Most potential jurors for the Michael Jackson child abuse trial have heard about the case, underlining the difficulty the pop superstar could face in getting a fair hearing.
Answers to jury questionnaires released on Wednesday by the Santa Maria court handling the molestation trial also showed that about one in seven of those remaining in the jury pool have friends or family who know Jackson, or know someone who visited the singer’s Neverland ranch.
One 70-year-old potential juror wrote simply: “His uncle is a personal friend.”
Another said he was a friend of a cousin of Jackson, and one man said he worked with a firefighter employed part-time at Neverland.
Jackson, 46, is accused of 10 counts of molesting a 13-year-old boy at Neverland and conspiring to commit extortion and child abduction. Jury selection is expected to resume next week after a week-long break.
The pool of potential jurors consists of 242 people. Each completed a 41-item, seven-page questionnaire last month on topics ranging from personal experiences as a victim of sex abuse to racial bias that might affect their ability to function as a juror.
Almost nine in 10 potential jurors said they had read or watched a lot or a little news about the case. About 60 percent said they knew something about the 1993 investigation of Jackson on similar molestation accusations that ended in a $23 million out-of-court settlement.
Most of the jury questions required simple fill-in-the blank responses, but some potential jurors offered more information in hand-written comments.
A 47-year-old woman said one of her sons worked at Neverland ranch, while her 15-year-old son had visited to “ride and hang out.”
Several respondents said they or someone they knew well had been diagnosed with cancer. The boy Jackson is accused of molesting was also a cancer patient.

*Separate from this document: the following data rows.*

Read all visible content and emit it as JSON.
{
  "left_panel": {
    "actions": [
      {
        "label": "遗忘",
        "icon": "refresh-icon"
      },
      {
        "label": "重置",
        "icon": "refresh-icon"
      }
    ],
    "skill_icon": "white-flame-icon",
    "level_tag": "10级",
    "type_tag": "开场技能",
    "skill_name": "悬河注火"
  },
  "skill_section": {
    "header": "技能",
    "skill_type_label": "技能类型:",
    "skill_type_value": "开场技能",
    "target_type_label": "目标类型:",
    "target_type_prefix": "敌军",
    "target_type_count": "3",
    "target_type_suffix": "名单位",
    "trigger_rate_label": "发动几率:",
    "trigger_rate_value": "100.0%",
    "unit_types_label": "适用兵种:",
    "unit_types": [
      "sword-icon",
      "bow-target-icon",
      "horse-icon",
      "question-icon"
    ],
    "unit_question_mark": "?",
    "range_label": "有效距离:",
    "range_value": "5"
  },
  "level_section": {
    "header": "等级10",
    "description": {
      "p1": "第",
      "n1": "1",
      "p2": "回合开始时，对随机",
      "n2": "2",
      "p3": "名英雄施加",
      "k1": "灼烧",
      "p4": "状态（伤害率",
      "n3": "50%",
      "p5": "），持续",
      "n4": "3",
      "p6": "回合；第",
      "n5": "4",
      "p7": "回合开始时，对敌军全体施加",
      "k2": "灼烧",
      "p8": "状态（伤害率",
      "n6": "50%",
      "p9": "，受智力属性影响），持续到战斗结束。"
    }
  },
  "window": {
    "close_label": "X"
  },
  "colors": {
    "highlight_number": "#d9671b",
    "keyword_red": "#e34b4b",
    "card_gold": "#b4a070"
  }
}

The judge in the case has sealed many of the key documents. But there have been several leaks in the case including the release of secret grand jury testimony by Jackson’s accuser to a U.S. television network.
Several potential jurors said they held strong beliefs that might affect their judgment.
One mother of three wrote that she found it “very disturbing” hearing “what Jackson has already admitted to doing with children” -- apparently a reference to a television documentary in which he defended sharing his bed with kids.
A 69-year-old woman wrote that she had a “fear of someone taking advantage of my handicapped daughter and/or (an) innocent child.”
Another woman, a 29-year-old office assistant who works for Santa Barbara County, wrote simply “I don’t think kids would lie.”